• [ABOUT THIS EXERCISE] Look through the material and copy each line holding "screenshot".

• [PROVIDED DATA]

——

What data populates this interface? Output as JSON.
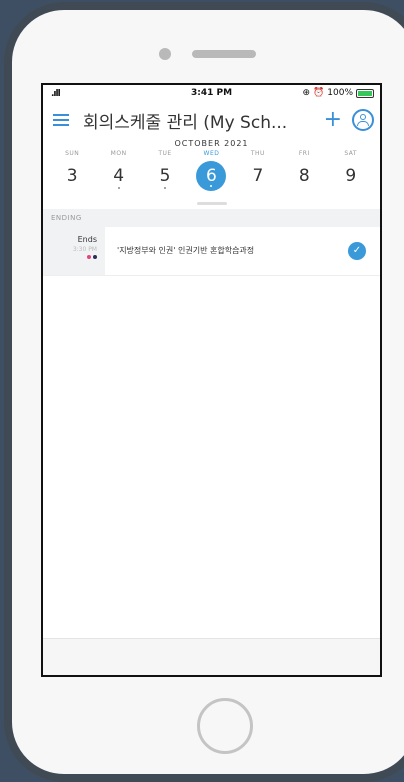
{
  "status_bar": {
    "time": "3:41 PM",
    "battery": "100%"
  },
  "header": {
    "title": "회의스케줄 관리 (My Sch..."
  },
  "calendar": {
    "month": "OCTOBER 2021",
    "days": [
      {
        "dow": "SUN",
        "num": "3"
      },
      {
        "dow": "MON",
        "num": "4"
      },
      {
        "dow": "TUE",
        "num": "5"
      },
      {
        "dow": "WED",
        "num": "6"
      },
      {
        "dow": "THU",
        "num": "7"
      },
      {
        "dow": "FRI",
        "num": "8"
      },
      {
        "dow": "SAT",
        "num": "9"
      }
    ],
    "selected_day": "6"
  },
  "sections": [
    {
      "label": "ENDING",
      "events": [
        {
          "time_label": "Ends",
          "time": "3:30 PM",
          "title": "'지방정부와 인권' 인권기반 혼합학습과정",
          "status": "completed",
          "dot_colors": [
            "#e0457b",
            "#2b2d5c"
          ]
        }
      ]
    }
  ],
  "colors": {
    "accent": "#3a9ad9"
  }
}
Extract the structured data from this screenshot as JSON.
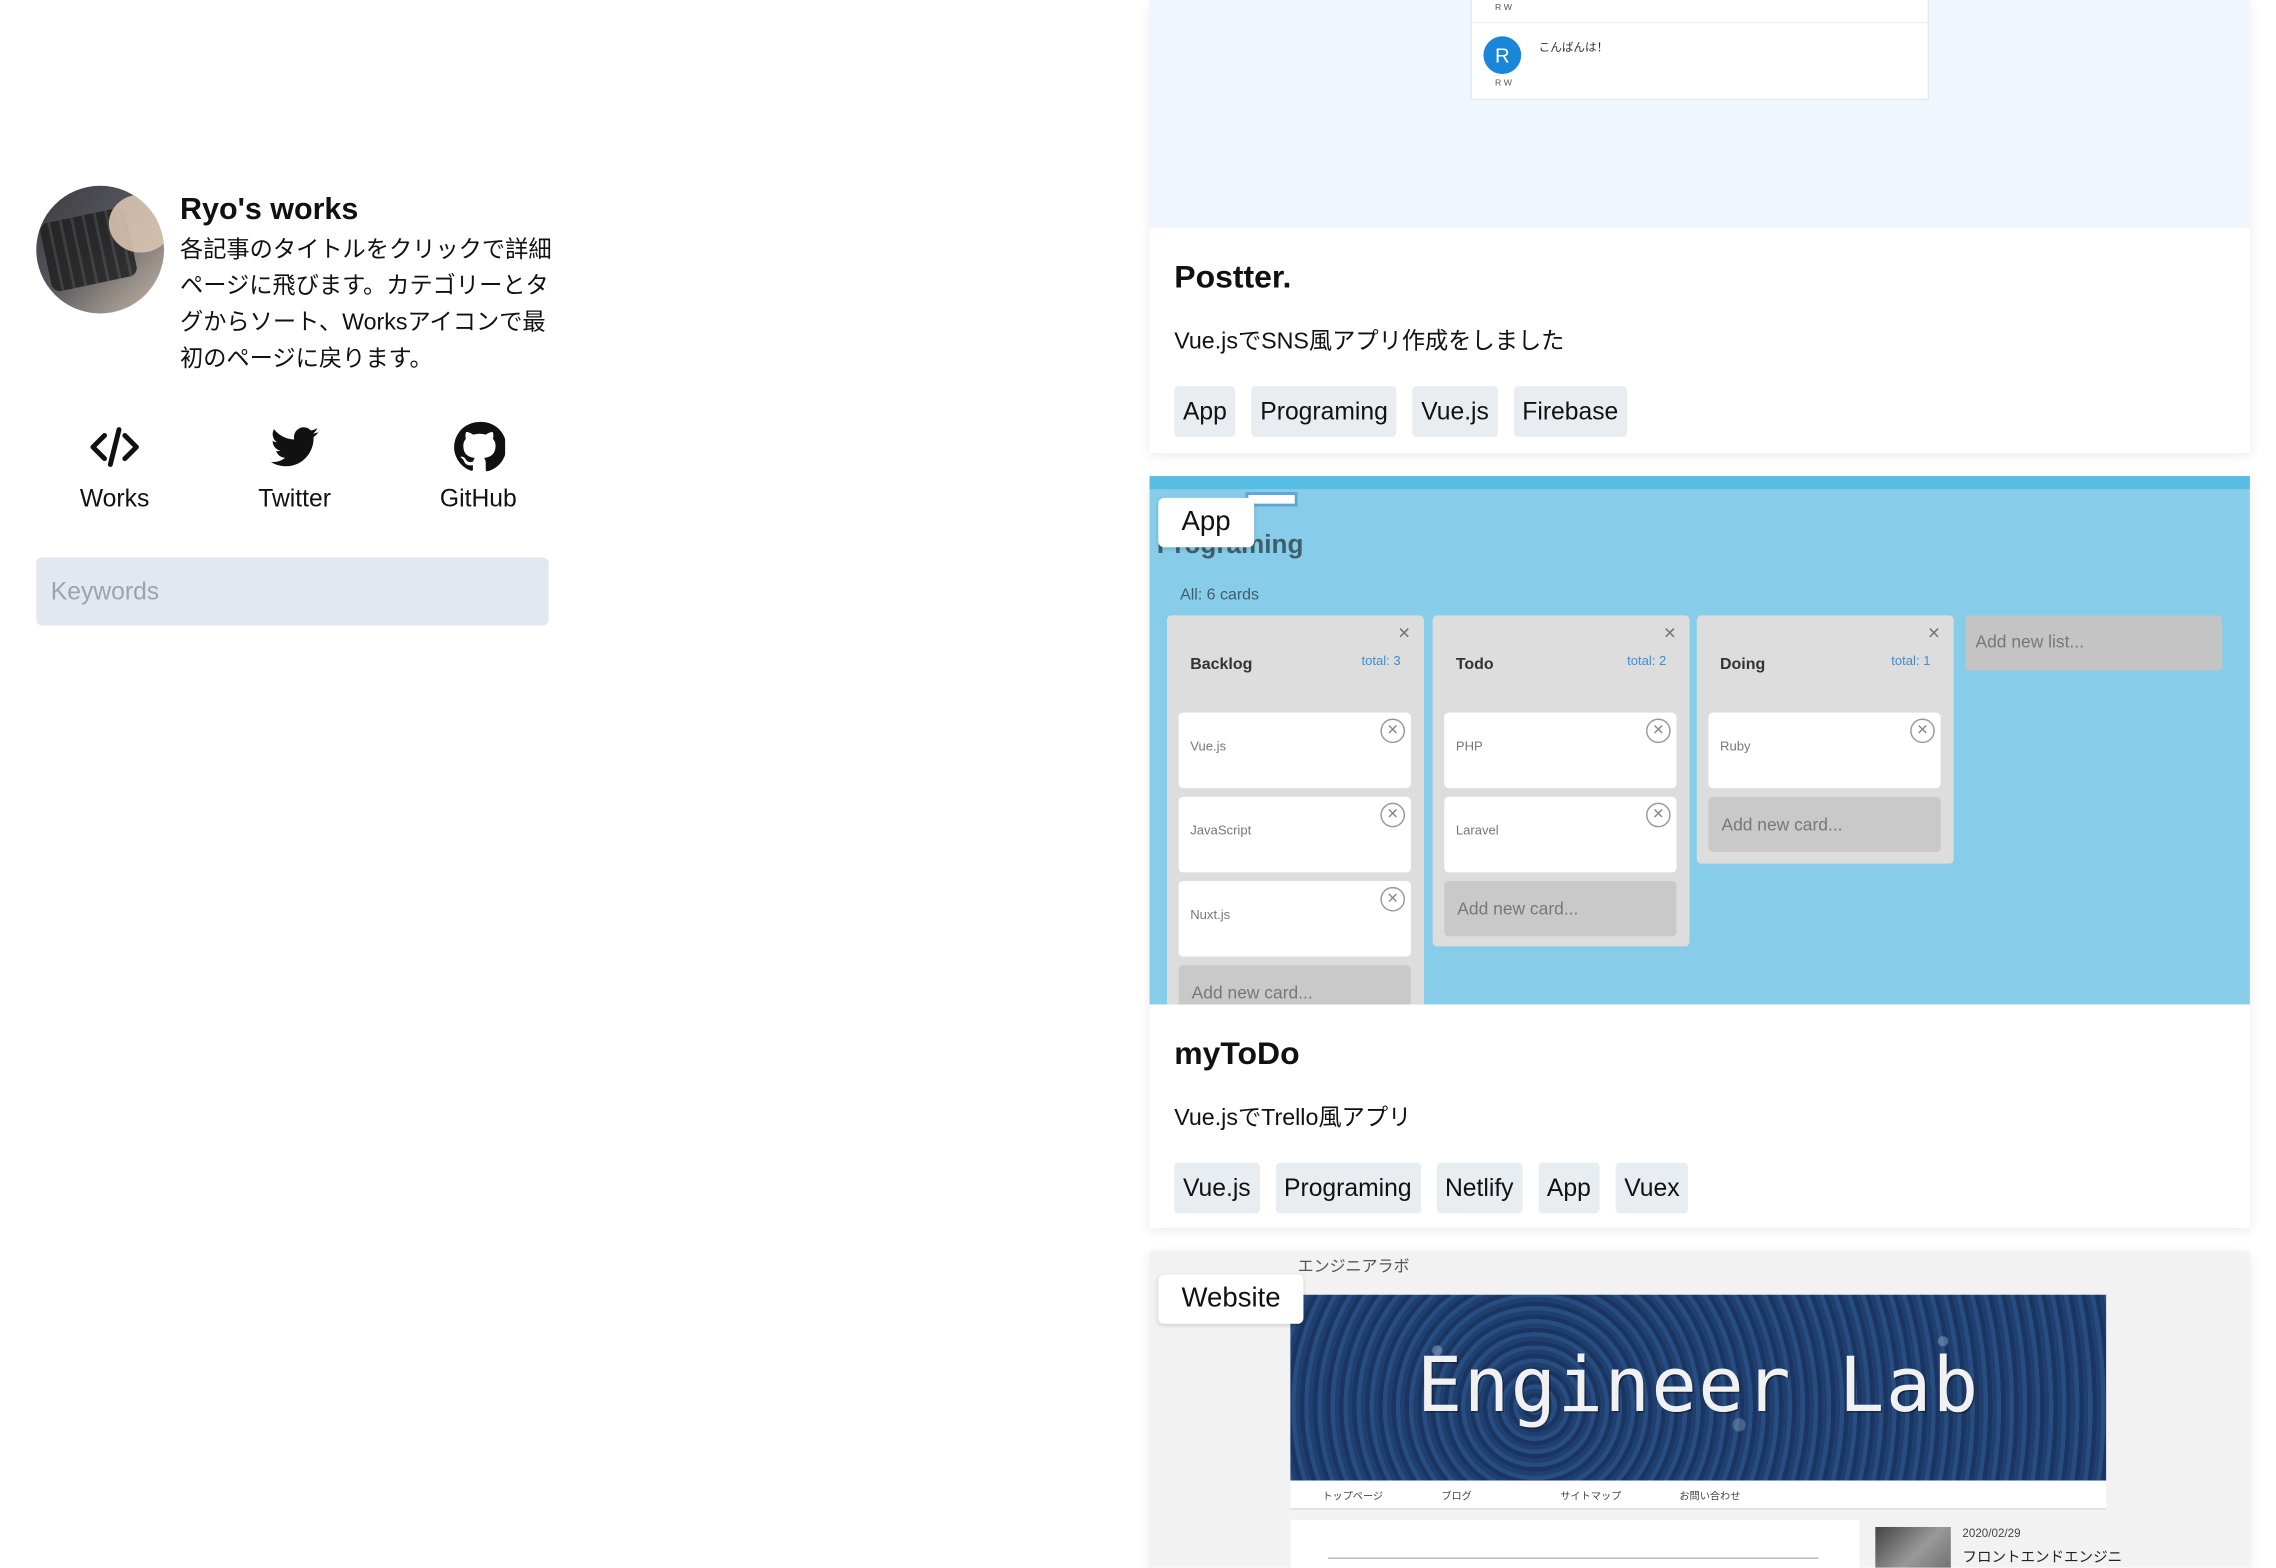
{
  "sidebar": {
    "title": "Ryo's works",
    "description": "各記事のタイトルをクリックで詳細ページに飛びます。カテゴリーとタグからソート、Worksアイコンで最初のページに戻ります。",
    "socials": [
      {
        "label": "Works",
        "icon": "code-icon"
      },
      {
        "label": "Twitter",
        "icon": "twitter-bird-icon"
      },
      {
        "label": "GitHub",
        "icon": "github-octocat-icon"
      }
    ],
    "search": {
      "placeholder": "Keywords",
      "value": ""
    }
  },
  "cards": [
    {
      "title": "Postter.",
      "description": "Vue.jsでSNS風アプリ作成をしました",
      "tags": [
        "App",
        "Programing",
        "Vue.js",
        "Firebase"
      ],
      "thumb": {
        "rw_top": "R W",
        "avatar_letter": "R",
        "rw_bottom": "R W",
        "greeting": "こんばんは！"
      }
    },
    {
      "category": "App",
      "title": "myToDo",
      "description": "Vue.jsでTrello風アプリ",
      "tags": [
        "Vue.js",
        "Programing",
        "Netlify",
        "App",
        "Vuex"
      ],
      "thumb": {
        "project_title": "Programing",
        "count": "All: 6 cards",
        "lists": [
          {
            "name": "Backlog",
            "total": "total: 3",
            "cards": [
              "Vue.js",
              "JavaScript",
              "Nuxt.js"
            ],
            "add": "Add new card..."
          },
          {
            "name": "Todo",
            "total": "total: 2",
            "cards": [
              "PHP",
              "Laravel"
            ],
            "add": "Add new card..."
          },
          {
            "name": "Doing",
            "total": "total: 1",
            "cards": [
              "Ruby"
            ],
            "add": "Add new card..."
          }
        ],
        "add_list": "Add new list..."
      }
    },
    {
      "category": "Website",
      "thumb": {
        "top_text": "エンジニアラボ",
        "banner_text": "Engineer Lab",
        "nav": [
          "トップページ",
          "ブログ",
          "サイトマップ",
          "お問い合わせ"
        ],
        "date": "2020/02/29",
        "side_title": "フロントエンドエンジニ"
      }
    }
  ],
  "colors": {
    "tag_bg": "#e8edf2",
    "search_bg": "#e3e8f0",
    "todo_bg": "#87cce8",
    "banner_bg": "#1f3f6e"
  }
}
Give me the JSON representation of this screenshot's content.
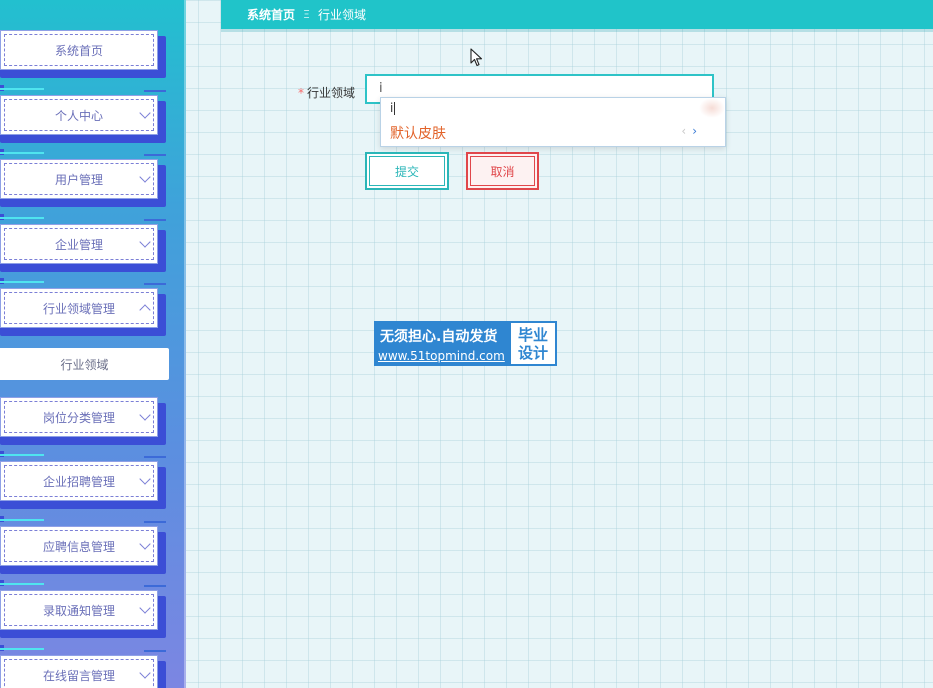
{
  "sidebar": {
    "items": [
      {
        "label": "系统首页",
        "chevron": "none"
      },
      {
        "label": "个人中心",
        "chevron": "down"
      },
      {
        "label": "用户管理",
        "chevron": "down"
      },
      {
        "label": "企业管理",
        "chevron": "down"
      },
      {
        "label": "行业领域管理",
        "chevron": "up"
      },
      {
        "label": "岗位分类管理",
        "chevron": "down"
      },
      {
        "label": "企业招聘管理",
        "chevron": "down"
      },
      {
        "label": "应聘信息管理",
        "chevron": "down"
      },
      {
        "label": "录取通知管理",
        "chevron": "down"
      },
      {
        "label": "在线留言管理",
        "chevron": "down"
      }
    ],
    "active_sub": {
      "label": "行业领域"
    }
  },
  "breadcrumb": {
    "home": "系统首页",
    "separator": "Ξ",
    "current": "行业领域"
  },
  "form": {
    "field_label": "行业领域",
    "required_mark": "*",
    "input_value": "i",
    "submit_label": "提交",
    "cancel_label": "取消"
  },
  "ime": {
    "composition": "i",
    "candidate": "默认皮肤",
    "prev": "‹",
    "next": "›"
  },
  "ad": {
    "line1": "无须担心.自动发货",
    "line2": "www.51topmind.com",
    "badge_line1": "毕业",
    "badge_line2": "设计"
  },
  "colors": {
    "accent": "#20c4c9",
    "cancel": "#e0474b",
    "candidate": "#e2632a"
  }
}
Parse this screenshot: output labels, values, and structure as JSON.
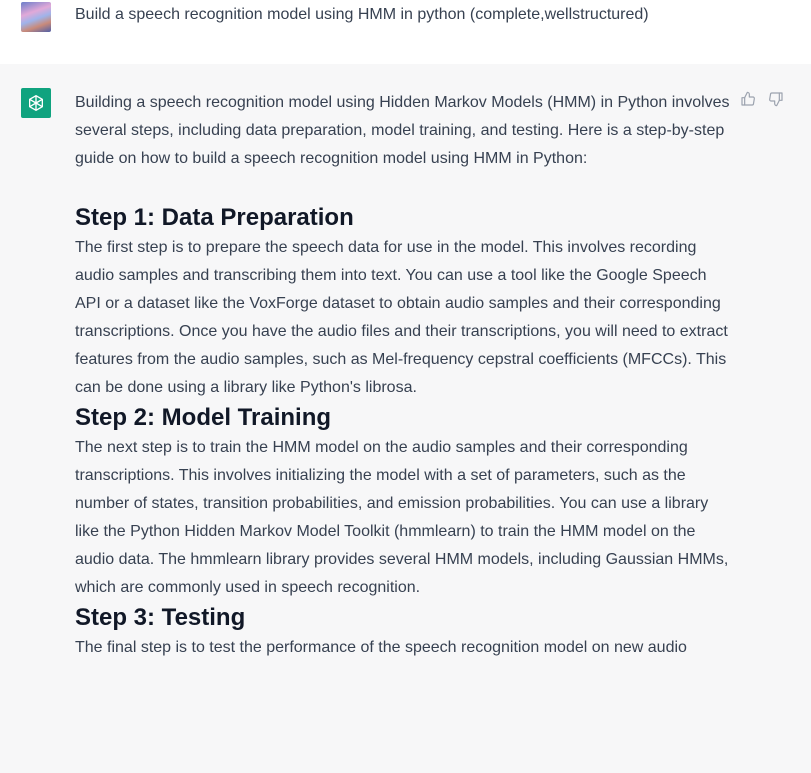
{
  "user_message": {
    "text": "Build a speech recognition model using HMM in python (complete,wellstructured)"
  },
  "assistant_message": {
    "intro": "Building a speech recognition model using Hidden Markov Models (HMM) in Python involves several steps, including data preparation, model training, and testing. Here is a step-by-step guide on how to build a speech recognition model using HMM in Python:",
    "steps": [
      {
        "heading": "Step 1: Data Preparation",
        "body": "The first step is to prepare the speech data for use in the model. This involves recording audio samples and transcribing them into text. You can use a tool like the Google Speech API or a dataset like the VoxForge dataset to obtain audio samples and their corresponding transcriptions. Once you have the audio files and their transcriptions, you will need to extract features from the audio samples, such as Mel-frequency cepstral coefficients (MFCCs). This can be done using a library like Python's librosa."
      },
      {
        "heading": "Step 2: Model Training",
        "body": "The next step is to train the HMM model on the audio samples and their corresponding transcriptions. This involves initializing the model with a set of parameters, such as the number of states, transition probabilities, and emission probabilities. You can use a library like the Python Hidden Markov Model Toolkit (hmmlearn) to train the HMM model on the audio data. The hmmlearn library provides several HMM models, including Gaussian HMMs, which are commonly used in speech recognition."
      },
      {
        "heading": "Step 3: Testing",
        "body": "The final step is to test the performance of the speech recognition model on new audio"
      }
    ]
  },
  "icons": {
    "user_avatar": "user-avatar-image",
    "assistant_avatar": "openai-logo-icon",
    "thumbs_up": "thumbs-up-icon",
    "thumbs_down": "thumbs-down-icon"
  },
  "colors": {
    "assistant_bg": "#f7f7f8",
    "user_bg": "#ffffff",
    "brand_green": "#10a37f",
    "text": "#374151"
  }
}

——

• [OUTPUT]
Extract the structured data from this screenshot as JSON.
Give me the JSON representation of this screenshot's content.
Parse this screenshot: output labels, values, and structure as JSON.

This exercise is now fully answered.